↓↓↓

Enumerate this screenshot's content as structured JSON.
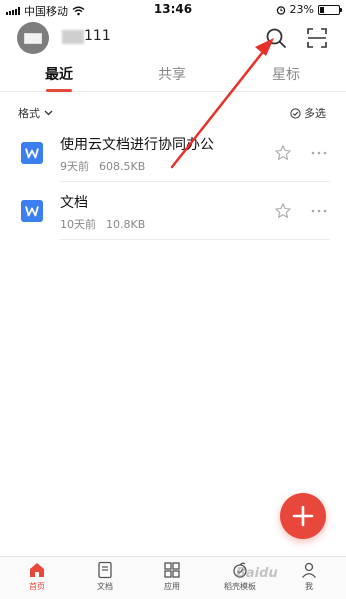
{
  "status_bar": {
    "carrier": "中国移动",
    "time": "13:46",
    "battery_percent": "23%",
    "battery_level": 0.23,
    "icons": [
      "signal-icon",
      "wifi-icon",
      "alarm-icon",
      "battery-icon"
    ]
  },
  "header": {
    "username": "111",
    "avatar_icon": "user-avatar",
    "search_icon": "search-icon",
    "scan_icon": "scan-icon"
  },
  "tabs": [
    {
      "label": "最近",
      "active": true
    },
    {
      "label": "共享",
      "active": false
    },
    {
      "label": "星标",
      "active": false
    }
  ],
  "toolbar": {
    "filter_label": "格式",
    "multi_select_label": "多选"
  },
  "files": [
    {
      "name": "使用云文档进行协同办公",
      "time": "9天前",
      "size": "608.5KB",
      "icon": "word-doc-icon"
    },
    {
      "name": "文档",
      "time": "10天前",
      "size": "10.8KB",
      "icon": "word-doc-icon"
    }
  ],
  "fab": {
    "icon": "plus-icon"
  },
  "bottom_nav": [
    {
      "label": "首页",
      "icon": "home-icon",
      "active": true
    },
    {
      "label": "文档",
      "icon": "document-icon",
      "active": false
    },
    {
      "label": "应用",
      "icon": "apps-grid-icon",
      "active": false
    },
    {
      "label": "稻壳模板",
      "icon": "template-icon",
      "active": false
    },
    {
      "label": "我",
      "icon": "profile-icon",
      "active": false
    }
  ],
  "watermark": "Baidu",
  "colors": {
    "accent": "#e8473c",
    "doc_icon": "#3b7ff0",
    "annotation": "#e8312b"
  }
}
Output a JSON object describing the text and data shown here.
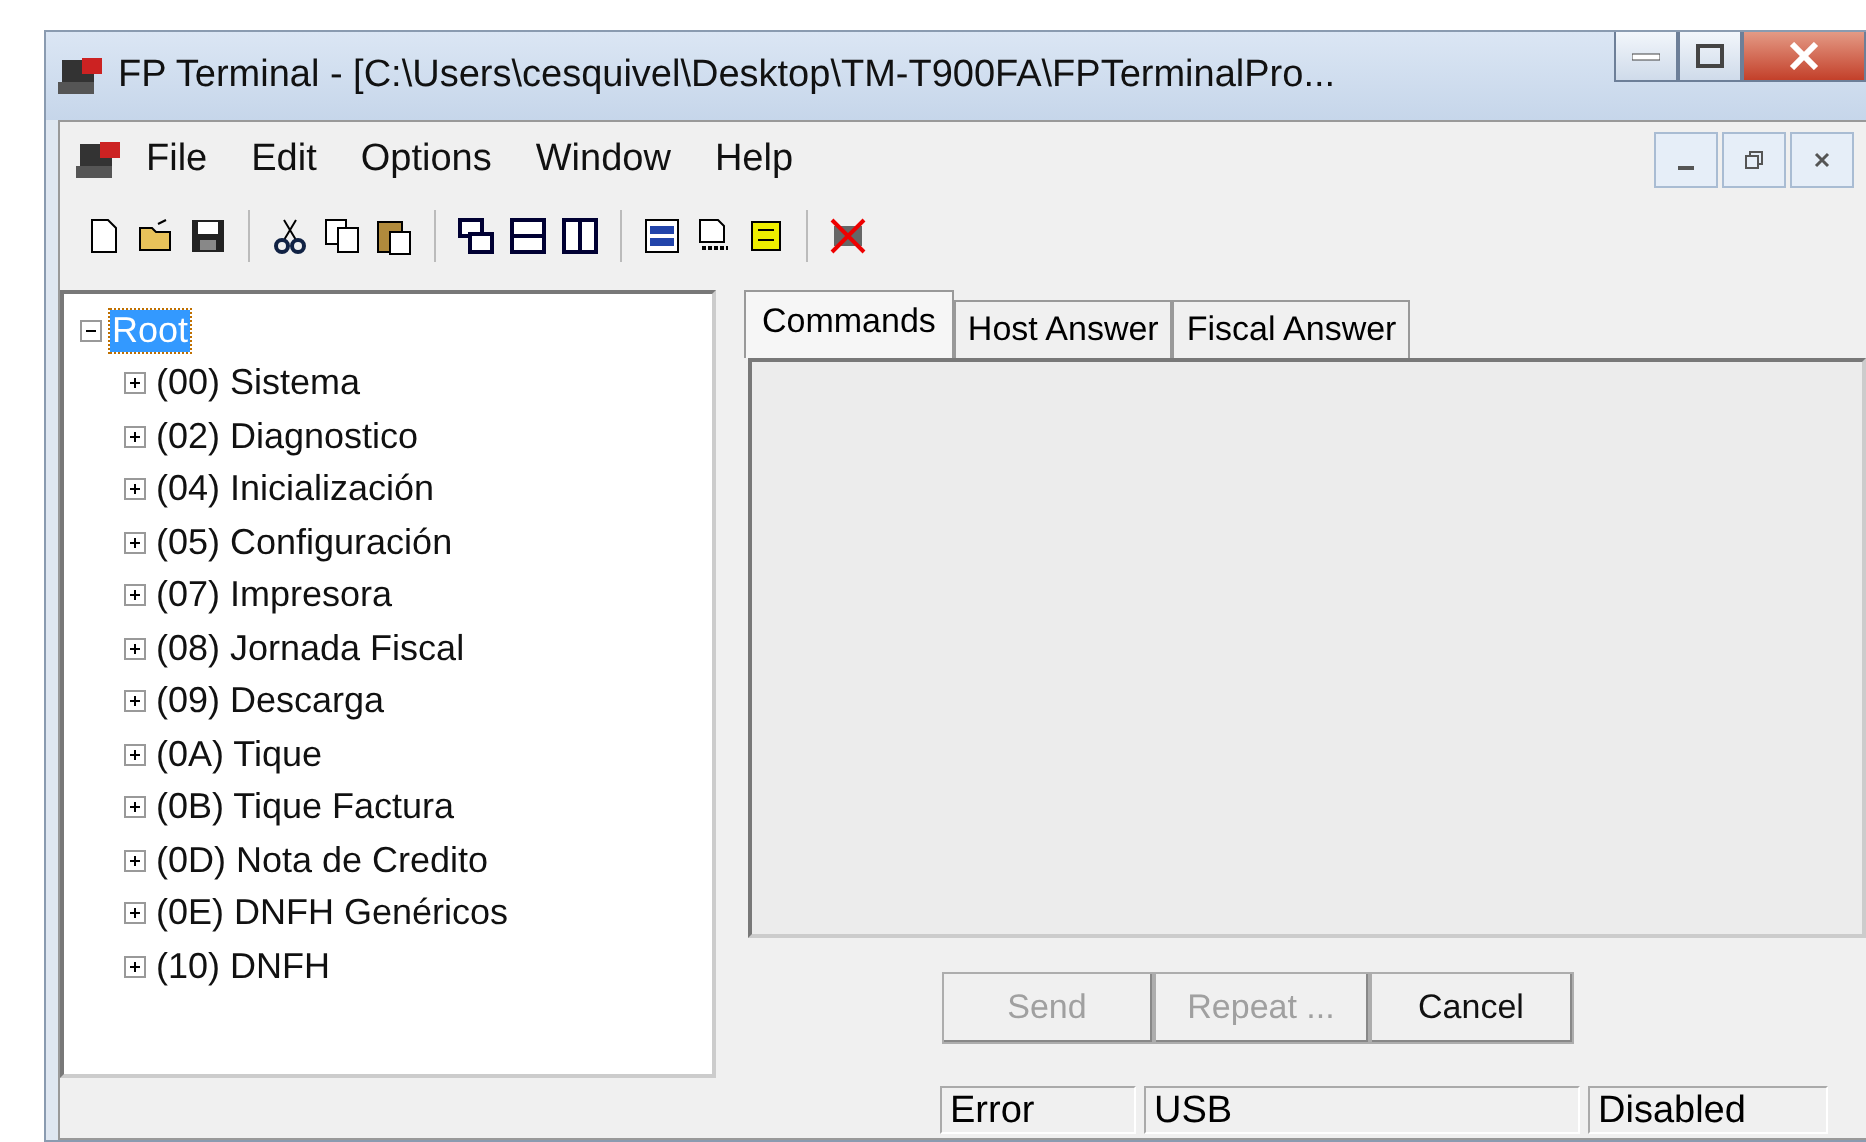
{
  "window": {
    "title": "FP Terminal - [C:\\Users\\cesquivel\\Desktop\\TM-T900FA\\FPTerminalPro..."
  },
  "menu": [
    "File",
    "Edit",
    "Options",
    "Window",
    "Help"
  ],
  "tree": {
    "label": "Root",
    "selected": true,
    "expanded": true,
    "children": [
      {
        "label": "(00) Sistema",
        "expanded": false
      },
      {
        "label": "(02) Diagnostico",
        "expanded": false
      },
      {
        "label": "(04) Inicialización",
        "expanded": false
      },
      {
        "label": "(05) Configuración",
        "expanded": false
      },
      {
        "label": "(07) Impresora",
        "expanded": false
      },
      {
        "label": "(08) Jornada Fiscal",
        "expanded": false
      },
      {
        "label": "(09) Descarga",
        "expanded": false
      },
      {
        "label": "(0A) Tique",
        "expanded": false
      },
      {
        "label": "(0B) Tique Factura",
        "expanded": false
      },
      {
        "label": "(0D) Nota de Credito",
        "expanded": false
      },
      {
        "label": "(0E) DNFH Genéricos",
        "expanded": false
      },
      {
        "label": "(10) DNFH",
        "expanded": false
      }
    ]
  },
  "tabs": [
    {
      "label": "Commands",
      "selected": true
    },
    {
      "label": "Host Answer",
      "selected": false
    },
    {
      "label": "Fiscal Answer",
      "selected": false
    }
  ],
  "buttons": [
    {
      "label": "Send",
      "disabled": true
    },
    {
      "label": "Repeat ...",
      "disabled": true
    },
    {
      "label": "Cancel",
      "disabled": false
    }
  ],
  "status_bar": [
    "Error",
    "USB",
    "Disabled"
  ]
}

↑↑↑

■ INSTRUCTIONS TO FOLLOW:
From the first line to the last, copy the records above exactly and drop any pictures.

■ EXERCISE RESULT:
Enumerate this screenshot's content as structured JSON.
{
  "status_bar": {
    "carrier": "中国移动",
    "time": "13:46",
    "battery_percent": "23%",
    "battery_level": 0.23,
    "icons": [
      "signal-icon",
      "wifi-icon",
      "alarm-icon",
      "battery-icon"
    ]
  },
  "header": {
    "username": "111",
    "avatar_icon": "user-avatar",
    "search_icon": "search-icon",
    "scan_icon": "scan-icon"
  },
  "tabs": [
    {
      "label": "最近",
      "active": true
    },
    {
      "label": "共享",
      "active": false
    },
    {
      "label": "星标",
      "active": false
    }
  ],
  "toolbar": {
    "filter_label": "格式",
    "multi_select_label": "多选"
  },
  "files": [
    {
      "name": "使用云文档进行协同办公",
      "time": "9天前",
      "size": "608.5KB",
      "icon": "word-doc-icon"
    },
    {
      "name": "文档",
      "time": "10天前",
      "size": "10.8KB",
      "icon": "word-doc-icon"
    }
  ],
  "fab": {
    "icon": "plus-icon"
  },
  "bottom_nav": [
    {
      "label": "首页",
      "icon": "home-icon",
      "active": true
    },
    {
      "label": "文档",
      "icon": "document-icon",
      "active": false
    },
    {
      "label": "应用",
      "icon": "apps-grid-icon",
      "active": false
    },
    {
      "label": "稻壳模板",
      "icon": "template-icon",
      "active": false
    },
    {
      "label": "我",
      "icon": "profile-icon",
      "active": false
    }
  ],
  "watermark": "Baidu",
  "colors": {
    "accent": "#e8473c",
    "doc_icon": "#3b7ff0",
    "annotation": "#e8312b"
  }
}
Output a JSON object describing the text and data shown here.
{
  "window": {
    "title": "FP Terminal - [C:\\Users\\cesquivel\\Desktop\\TM-T900FA\\FPTerminalPro..."
  },
  "menu": [
    "File",
    "Edit",
    "Options",
    "Window",
    "Help"
  ],
  "tree": {
    "label": "Root",
    "selected": true,
    "expanded": true,
    "children": [
      {
        "label": "(00) Sistema",
        "expanded": false
      },
      {
        "label": "(02) Diagnostico",
        "expanded": false
      },
      {
        "label": "(04) Inicialización",
        "expanded": false
      },
      {
        "label": "(05) Configuración",
        "expanded": false
      },
      {
        "label": "(07) Impresora",
        "expanded": false
      },
      {
        "label": "(08) Jornada Fiscal",
        "expanded": false
      },
      {
        "label": "(09) Descarga",
        "expanded": false
      },
      {
        "label": "(0A) Tique",
        "expanded": false
      },
      {
        "label": "(0B) Tique Factura",
        "expanded": false
      },
      {
        "label": "(0D) Nota de Credito",
        "expanded": false
      },
      {
        "label": "(0E) DNFH Genéricos",
        "expanded": false
      },
      {
        "label": "(10) DNFH",
        "expanded": false
      }
    ]
  },
  "tabs": [
    {
      "label": "Commands",
      "selected": true
    },
    {
      "label": "Host Answer",
      "selected": false
    },
    {
      "label": "Fiscal Answer",
      "selected": false
    }
  ],
  "buttons": [
    {
      "label": "Send",
      "disabled": true
    },
    {
      "label": "Repeat ...",
      "disabled": true
    },
    {
      "label": "Cancel",
      "disabled": false
    }
  ],
  "status_bar": [
    "Error",
    "USB",
    "Disabled"
  ]
}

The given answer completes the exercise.